With the coronavirus pandemic bringing the U.S., and much of the world, to a screeching halt, only just over half of Americans think it’s still a good time to sell a home.
Only 52% of homeowners believe it’s still an opportune moment to put their place on the market—a steep month-over-month net decrease of 29 percentage points in March, according to Fannie Mae’s monthly Home Purchase Sentiment Index. The index measures buyer and seller attitudes about the housing market.
Meanwhile, the net share of Americans who think it’s a good time to buy a home, 56%, is down 7 percentage points from February to March.
“This is the tip of the iceberg,” says Javier Vivas, realtor.com®’s director of economic research. “We have yet to see the full extent of the impact of the virus on housing.”
The index is based on answers to a Fannie Mae housing survey of about 1,000 Americans conducted between March 1 and March 22. The bulk of the answers were within the first two weeks of the month, before the crisis took hold in America. Participants were asked about their attitudes on owning and renting homes, homeownership distress, the economy, household finances, and consumer confidence.
Sellers surveyed were worried because social distancing and public health concerns have made it impossible—or at least inadvisable—to hold open houses and showings for the foreseeable future. They’re concerned that they won’t attract buyers with so many folks unable to view the homes in person or because potential buyers may have been laid off or are nervous about the security of their jobs.
“The virus and the restrictions [on showings] will definitely put a dent in [the housing] supply,” says Vivas.

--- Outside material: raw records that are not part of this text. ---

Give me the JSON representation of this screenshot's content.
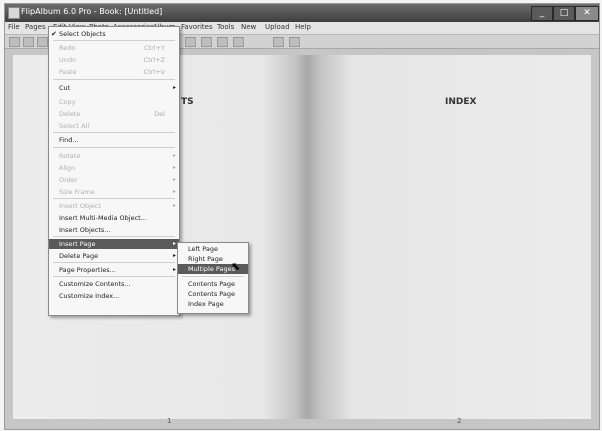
{
  "window": {
    "title": "FlipAlbum 6.0 Pro - Book: [Untitled]",
    "minimize": "_",
    "maximize": "□",
    "close": "✕"
  },
  "menubar": [
    "File",
    "Pages",
    "Edit",
    "View",
    "Photo",
    "Accessories",
    "Album",
    "Favorites",
    "Tools",
    "New",
    "Upload",
    "Help"
  ],
  "toolbar_icons": [
    "open-icon",
    "save-icon",
    "print-icon",
    "undo-icon",
    "cut-icon",
    "copy-icon",
    "paste-icon",
    "zoom-icon",
    "help-icon"
  ],
  "book": {
    "left_title": "TS",
    "right_title": "INDEX",
    "left_page_number": "1",
    "right_page_number": "2"
  },
  "pages_menu": {
    "items": [
      {
        "label": "Select Objects",
        "checked": true
      },
      {
        "label": "Redo",
        "shortcut": "Ctrl+Y",
        "disabled": true
      },
      {
        "label": "Undo",
        "shortcut": "Ctrl+Z",
        "disabled": true
      },
      {
        "label": "Paste",
        "shortcut": "Ctrl+V",
        "disabled": true
      },
      {
        "label": "Cut",
        "submenu": true
      },
      {
        "label": "Copy",
        "disabled": true
      },
      {
        "label": "Delete",
        "shortcut": "Del",
        "disabled": true
      },
      {
        "label": "Select All",
        "disabled": true
      },
      {
        "label": "Find..."
      },
      {
        "label": "Rotate",
        "disabled": true,
        "submenu": true
      },
      {
        "label": "Align",
        "disabled": true,
        "submenu": true
      },
      {
        "label": "Order",
        "disabled": true,
        "submenu": true
      },
      {
        "label": "Size Frame",
        "disabled": true,
        "submenu": true
      },
      {
        "label": "Insert Object",
        "disabled": true,
        "submenu": true
      },
      {
        "label": "Insert Multi-Media Object..."
      },
      {
        "label": "Insert Objects..."
      },
      {
        "label": "Insert Page",
        "submenu": true,
        "selected": true
      },
      {
        "label": "Delete Page",
        "submenu": true
      },
      {
        "label": "Page Properties...",
        "submenu": true
      },
      {
        "label": "Customize Contents..."
      },
      {
        "label": "Customize Index..."
      }
    ]
  },
  "insert_page_submenu": {
    "items": [
      {
        "label": "Left Page"
      },
      {
        "label": "Right Page"
      },
      {
        "label": "Multiple Pages",
        "selected": true
      },
      {
        "label": "Contents Page"
      },
      {
        "label": "Contents Page"
      },
      {
        "label": "Index Page"
      }
    ]
  },
  "colors": {
    "selection": "#5a5a5a",
    "titlebar": "#4a4a4a"
  }
}
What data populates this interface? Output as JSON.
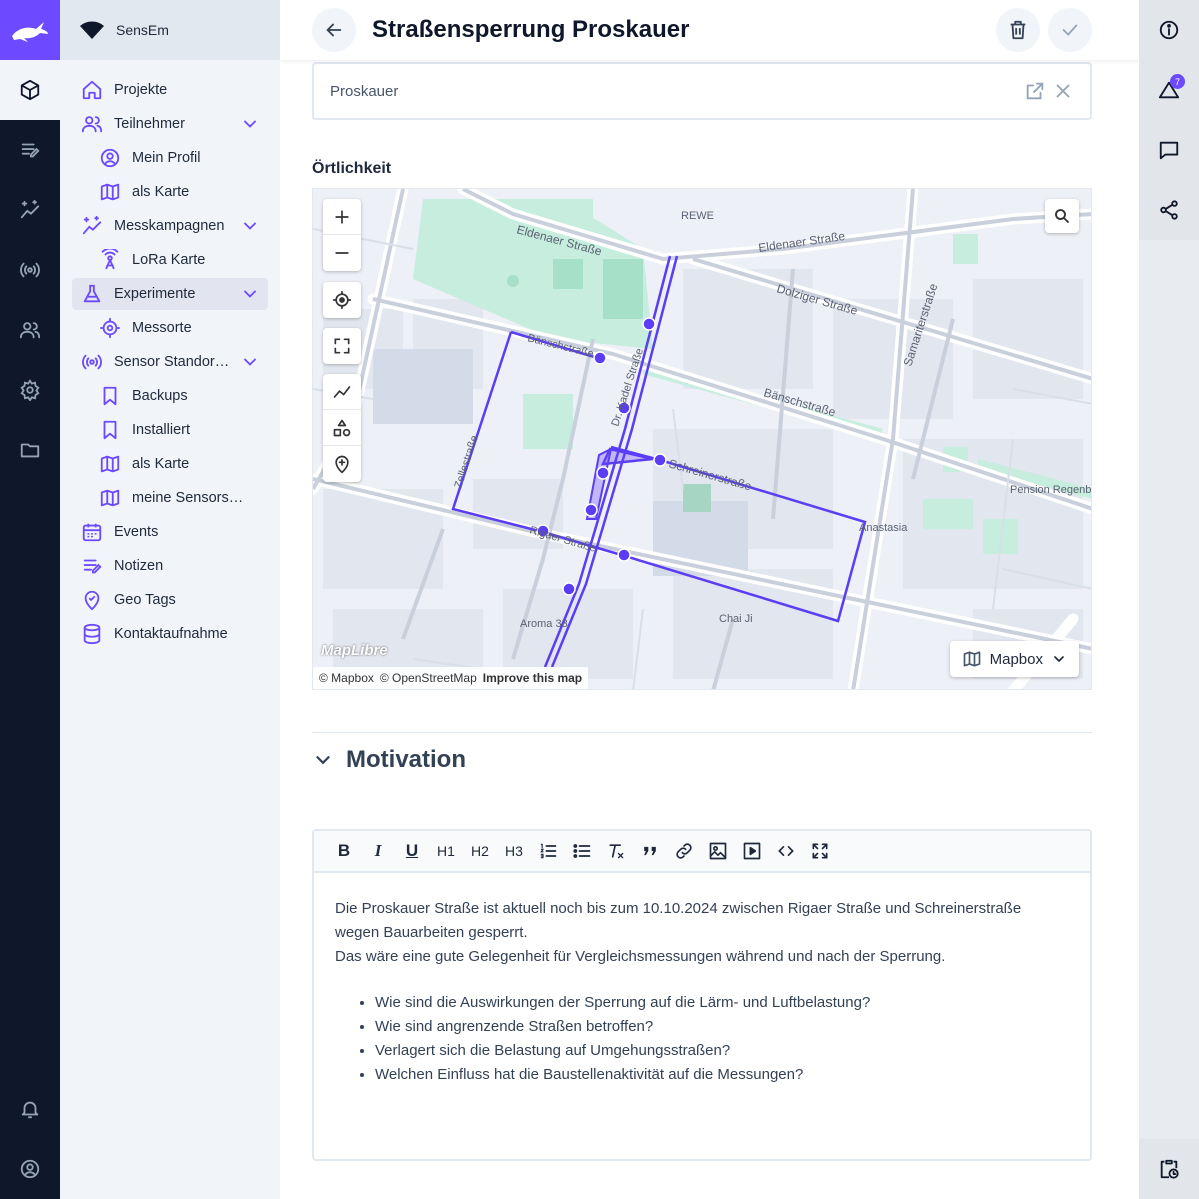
{
  "app": {
    "name": "SensEm"
  },
  "colors": {
    "accent": "#6d4aff",
    "rail_bg": "#0f172a",
    "route": "#6d4aff"
  },
  "rail": {
    "items": [
      {
        "icon": "cube-icon",
        "active": true
      },
      {
        "icon": "notes-icon"
      },
      {
        "icon": "sparkle-chart-icon"
      },
      {
        "icon": "broadcast-icon"
      },
      {
        "icon": "users-icon"
      },
      {
        "icon": "gear-icon"
      },
      {
        "icon": "folder-icon"
      }
    ],
    "bottom": [
      "bell-icon",
      "account-circle-icon"
    ]
  },
  "sidebar": {
    "items": [
      {
        "label": "Projekte",
        "icon": "home-icon"
      },
      {
        "label": "Teilnehmer",
        "icon": "users-icon",
        "expandable": true
      },
      {
        "label": "Mein Profil",
        "icon": "user-circle-icon",
        "sub": true
      },
      {
        "label": "als Karte",
        "icon": "map-icon",
        "sub": true
      },
      {
        "label": "Messkampagnen",
        "icon": "sparkles-icon",
        "expandable": true
      },
      {
        "label": "LoRa Karte",
        "icon": "antenna-icon",
        "sub": true
      },
      {
        "label": "Experimente",
        "icon": "flask-icon",
        "expandable": true,
        "active": true
      },
      {
        "label": "Messorte",
        "icon": "target-icon",
        "sub": true
      },
      {
        "label": "Sensor Standor…",
        "icon": "broadcast-icon",
        "expandable": true
      },
      {
        "label": "Backups",
        "icon": "bookmark-icon",
        "sub": true
      },
      {
        "label": "Installiert",
        "icon": "bookmark-icon",
        "sub": true
      },
      {
        "label": "als Karte",
        "icon": "map-icon",
        "sub": true
      },
      {
        "label": "meine Sensors…",
        "icon": "map-icon",
        "sub": true
      },
      {
        "label": "Events",
        "icon": "calendar-icon"
      },
      {
        "label": "Notizen",
        "icon": "notes-icon"
      },
      {
        "label": "Geo Tags",
        "icon": "geotag-icon"
      },
      {
        "label": "Kontaktaufnahme",
        "icon": "database-icon"
      }
    ]
  },
  "header": {
    "title": "Straßensperrung Proskauer"
  },
  "location": {
    "value": "Proskauer"
  },
  "map_section": {
    "label": "Örtlichkeit",
    "style_button": "Mapbox",
    "attribution": {
      "mapbox": "© Mapbox",
      "osm": "© OpenStreetMap",
      "improve": "Improve this map"
    },
    "logo": "MapLibre",
    "street_labels": [
      "Eldenaer Straße",
      "Eldenaer Straße",
      "Dolziger Straße",
      "Bänschstraße",
      "Bänschstraße",
      "Samariterstraße",
      "Schreinerstraße",
      "Zellestraße",
      "Rigaer Straße",
      "Pension Regenb",
      "Anastasia",
      "Chai Ji",
      "Aroma 33",
      "REWE",
      "Dr. Kadel Straße"
    ]
  },
  "motivation": {
    "title": "Motivation",
    "toolbar": [
      "B",
      "I",
      "U",
      "H1",
      "H2",
      "H3",
      "ordered-list-icon",
      "bullet-list-icon",
      "clear-format-icon",
      "quote-icon",
      "link-icon",
      "image-icon",
      "video-icon",
      "code-icon",
      "fullscreen-icon"
    ],
    "paragraph1": "Die Proskauer Straße ist aktuell noch bis zum 10.10.2024 zwischen Rigaer Straße und Schreinerstraße wegen Bauarbeiten gesperrt.",
    "paragraph2": "Das wäre eine gute Gelegenheit für Vergleichsmessungen während und nach der Sperrung.",
    "bullets": [
      "Wie sind die Auswirkungen der Sperrung auf die Lärm- und Luftbelastung?",
      "Wie sind angrenzende Straßen betroffen?",
      "Verlagert sich die Belastung auf Umgehungsstraßen?",
      "Welchen Einfluss hat die Baustellenaktivität auf die Messungen?"
    ]
  },
  "right_rail": {
    "badge": "7"
  }
}
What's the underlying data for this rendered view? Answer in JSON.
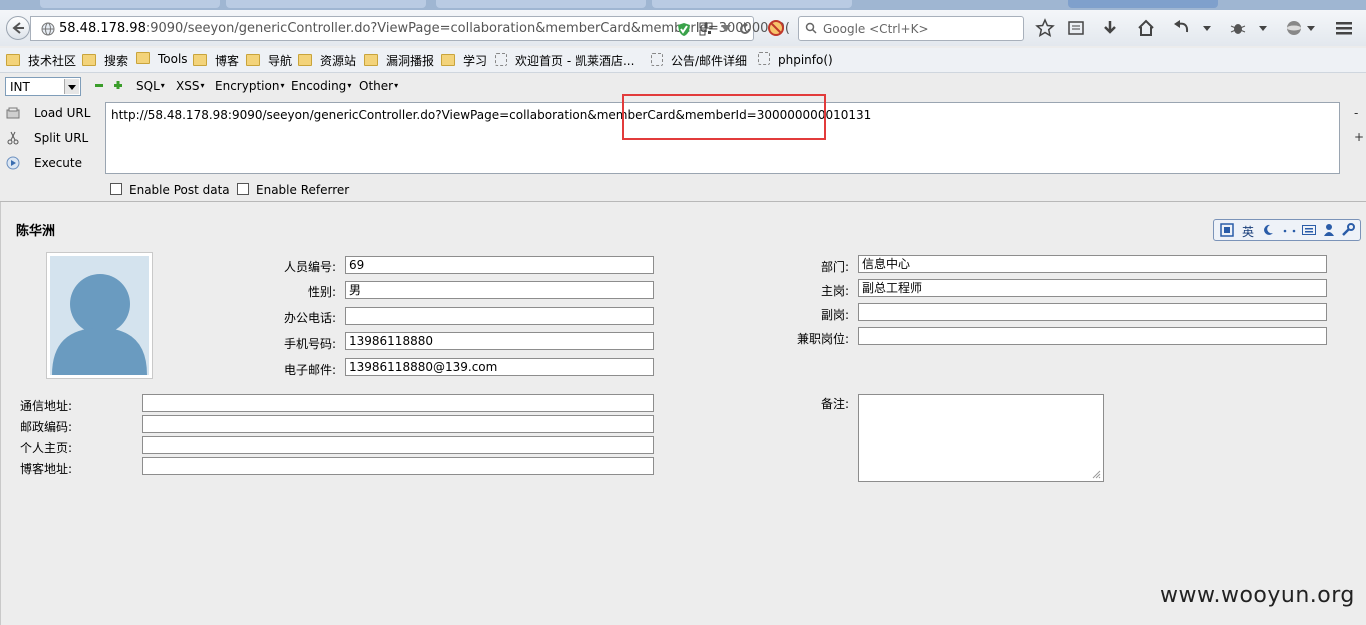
{
  "browser": {
    "url_host": "58.48.178.98",
    "url_rest": ":9090/seeyon/genericController.do?ViewPage=collaboration&memberCard&memberId=30000000(",
    "search_placeholder": "Google <Ctrl+K>"
  },
  "bookmarks": [
    {
      "label": "技术社区",
      "kind": "folder"
    },
    {
      "label": "搜索",
      "kind": "folder"
    },
    {
      "label": "Tools",
      "kind": "folder"
    },
    {
      "label": "博客",
      "kind": "folder"
    },
    {
      "label": "导航",
      "kind": "folder"
    },
    {
      "label": "资源站",
      "kind": "folder"
    },
    {
      "label": "漏洞播报",
      "kind": "folder"
    },
    {
      "label": "学习",
      "kind": "folder"
    },
    {
      "label": "欢迎首页 - 凯莱酒店...",
      "kind": "page"
    },
    {
      "label": "公告/邮件详细",
      "kind": "page"
    },
    {
      "label": "phpinfo()",
      "kind": "page"
    }
  ],
  "hackbar": {
    "select_value": "INT",
    "menus": [
      "SQL",
      "XSS",
      "Encryption",
      "Encoding",
      "Other"
    ],
    "load_url": "Load URL",
    "split_url": "Split URL",
    "execute": "Execute",
    "url_text": "http://58.48.178.98:9090/seeyon/genericController.do?ViewPage=collaboration&memberCard&memberId=300000000010131",
    "enable_post": "Enable Post data",
    "enable_referrer": "Enable Referrer",
    "side_minus": "-",
    "side_plus": "+"
  },
  "card": {
    "name": "陈华洲",
    "left_fields": [
      {
        "label": "人员编号:",
        "value": "69"
      },
      {
        "label": "性别:",
        "value": "男"
      },
      {
        "label": "办公电话:",
        "value": ""
      },
      {
        "label": "手机号码:",
        "value": "13986118880"
      },
      {
        "label": "电子邮件:",
        "value": "13986118880@139.com"
      }
    ],
    "right_fields": [
      {
        "label": "部门:",
        "value": "信息中心"
      },
      {
        "label": "主岗:",
        "value": "副总工程师"
      },
      {
        "label": "副岗:",
        "value": ""
      },
      {
        "label": "兼职岗位:",
        "value": ""
      }
    ],
    "contact_fields": [
      {
        "label": "通信地址:",
        "value": ""
      },
      {
        "label": "邮政编码:",
        "value": ""
      },
      {
        "label": "个人主页:",
        "value": ""
      },
      {
        "label": "博客地址:",
        "value": ""
      }
    ],
    "notes_label": "备注:",
    "notes_value": ""
  },
  "ime": {
    "lang": "英"
  },
  "watermark": "www.wooyun.org"
}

The coronavirus pandemic—and economic fallout—led to a record 11.7-point one-month drop in consumer optimism toward owning a home in March, according to Fannie Mae’s monthly index. It was down 9 points from a year earlier. The index fell to 80.8, the lowest it’s been since December 2016.
“Attitudes about the current home-selling environment deteriorated markedly,” Fannie Mae’s Chief Economist Doug Duncan said in a statement. “We expect [the COVID-19 pandemic] to weigh heavily on housing activity during the Spring/Summer home buying season.”
More Americans also believe home prices and mortgage rates will fall as the crisis carries on, according to Fannie Mae. About 8% of folks said prices will fall in February—compared with 22% in March.
“It’s normal for people to expect some decline in home values when the economy takes a hit,” says Vivas.
But folks shouldn’t panic or expect prices to fall to bargain-basement levels like they did around the Great Recession.
“Nationally, we should expect [price] deceleration and very slight declines in the near term. But [it won’t be] like we saw 10 years ago,” says Vivas.